    Figure \(\PageIndex{3}\): Effects of neighbouring protons on an observed peak. This case assumes all the neighbouring protons have an equivalent effect (they have the same coupling constant with the observed proton).

    However, the size of that arrow, the coupling constant, is only the same for two neighbouring hydrogens if they have the same spatial relationship with the observed hydrogen. That isn't always true.

    • if the dihedral angle is limited, complex coupling occurs.
    • complex coupling occurs because one neighbouring hydrogen can only adopt a limited range of dihedral angles. Another neighbouring proton can adopt a limited range of dihedral angles as well, but these two ranges do not overlap.

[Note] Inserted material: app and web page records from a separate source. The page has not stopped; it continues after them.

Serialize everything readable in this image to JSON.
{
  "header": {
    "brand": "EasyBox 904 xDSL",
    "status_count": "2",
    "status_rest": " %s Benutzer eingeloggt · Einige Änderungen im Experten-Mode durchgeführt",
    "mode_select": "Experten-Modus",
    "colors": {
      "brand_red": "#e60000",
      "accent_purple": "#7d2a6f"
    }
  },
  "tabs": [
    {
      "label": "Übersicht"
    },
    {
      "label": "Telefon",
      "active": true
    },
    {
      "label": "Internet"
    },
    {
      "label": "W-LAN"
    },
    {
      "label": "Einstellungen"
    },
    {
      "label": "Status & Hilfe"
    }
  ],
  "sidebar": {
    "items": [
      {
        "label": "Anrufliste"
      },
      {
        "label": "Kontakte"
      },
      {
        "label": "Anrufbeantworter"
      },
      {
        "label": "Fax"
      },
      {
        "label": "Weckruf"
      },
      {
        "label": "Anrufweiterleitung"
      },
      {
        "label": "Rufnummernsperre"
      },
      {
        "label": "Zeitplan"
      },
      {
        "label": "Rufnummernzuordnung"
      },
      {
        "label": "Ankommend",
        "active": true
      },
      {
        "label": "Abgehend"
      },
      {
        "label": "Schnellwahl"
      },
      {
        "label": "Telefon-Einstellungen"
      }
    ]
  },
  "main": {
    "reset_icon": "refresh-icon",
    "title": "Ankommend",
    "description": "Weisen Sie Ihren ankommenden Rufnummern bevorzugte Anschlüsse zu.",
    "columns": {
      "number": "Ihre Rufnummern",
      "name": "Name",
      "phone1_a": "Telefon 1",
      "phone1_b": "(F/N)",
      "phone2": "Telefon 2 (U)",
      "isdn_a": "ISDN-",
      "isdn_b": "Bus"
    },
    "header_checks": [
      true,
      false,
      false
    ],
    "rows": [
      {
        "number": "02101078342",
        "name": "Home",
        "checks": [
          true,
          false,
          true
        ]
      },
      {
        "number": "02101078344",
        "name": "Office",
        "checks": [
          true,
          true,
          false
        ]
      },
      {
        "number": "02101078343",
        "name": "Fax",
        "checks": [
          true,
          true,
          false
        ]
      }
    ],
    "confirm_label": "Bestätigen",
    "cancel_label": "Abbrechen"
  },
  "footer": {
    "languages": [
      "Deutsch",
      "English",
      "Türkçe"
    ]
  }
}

    As a result, the two coupling constants are different. We can depict that situation using arrows of different lengths for the two neighbouring proton spins. Each spin can be either up or down, but now two opposing spins do not cancel out. The result is four spin combinations of equal probability, not just three.

    clipboard_ed6b52a67fc10a41936a0cbe51c7f085f.png

    The doublet of doublets is four lines of about equal heights. The distance between the two pairs of lines on each edge

    clipboard_ebdb61dd6ff3c1d77b205074059f6047c.png

    clipboard_e4d6c80ff9e17271f085a41f8c82c3a19.png
    Figure \(\PageIndex{4}\): Effects of neighbouring protons on an observed peak. This case assumes neighbouring protons have inequivalent effects (they have differing coupling constants with the observed proton).

    The dihedral angle is limited in only a few specific cases:

    • there is a double bond. Double bonds cannot rotate because that would require breaking the pi bond. In a pi bond, p orbitals on the two carbons must remain coplanar in order to overlap and form a bond.
    • there is a ring. In a ring, there can't be complete rotation about a bond because the ring would twist into a pretzel.
    • in some cases, there can be such large groups of atoms on either end of a bond that it is difficult to rotate the bond without having these groups crash into each other.

    Exercise \(\PageIndex{1}\)

    Sketch spectra for the following compounds.

    a) allyl alcohol or 2-propene-1-ol, HOCH2CH=CH2

    b) styrene or vinylbenzene, C6H5CH=CH2

    c) trans-1-chloropropene, CH3CH=CHCl

    Exercise \(\PageIndex{2}\)

    A compound was shown via high-resolution mass spectrometry to have the probable formula C6H10O2.

    a) What is the degree of unsaturation in this compoud?

    b) IR spectroscopy gave the following data: 3105 (w), 2950 (m), 1517 (m), 1235 (s), 1056 (s), 715 (m) cm-1. Provide a data table with possible assignments for these peaks.

    c) 1H NMR spectroscopy provided the following spectrum. Provide a data table with partial structures for each peak.

    clipboard_e0cbbc1b2501e8147ad288ec1e3810b64.png

    d) Suggest a likely structure for this compound

    Exercise \(\PageIndex{3}\)

    A compound was shown via high-resolution mass spectrometry to have the probable formula C5H8O2.

    1. What is the degree of unsaturation in this compound?
    2. IR spectroscopy gave the following data: 2950 (m), 2825 (m), 2716 (m), 1724 (s), 1505 (m), 1056 (w) cm-1. Provide a data table with possible assignments for these peaks.
    3. 1H NMR spectroscopy provided the following spectrum. Provide a data table with partial structures for each peak.clipboard_e3cca2b031a39ef61472c2f75f5fe30b0.png
    4. Suggest a likely structure for this compound.

    Exercise \(\PageIndex{4}\)

    A sample of a natural product was isolated from plant material and subjected to analysis.

    1. IR spectroscopy gave the following data: 3097 (m), 2975 (m), 1600 (m), 1495 (m), 1235 (s), 1056 (s), 747 (m), 705 (m) cm-1. Provide a data table with possible assignments for these peaks.
    2. The compound was shown via high-resolution mass spectrometry to have the probable formula C10H12O. What is the degree of unsaturation in this compound?
    3. 1H NMR spectroscopy provided the following spectrum. Provide a data table with partial structures for each peak.clipboard_e397cade313e2b77df395a7cd59de834b.png
    4. Suggest a likely structure for this compound.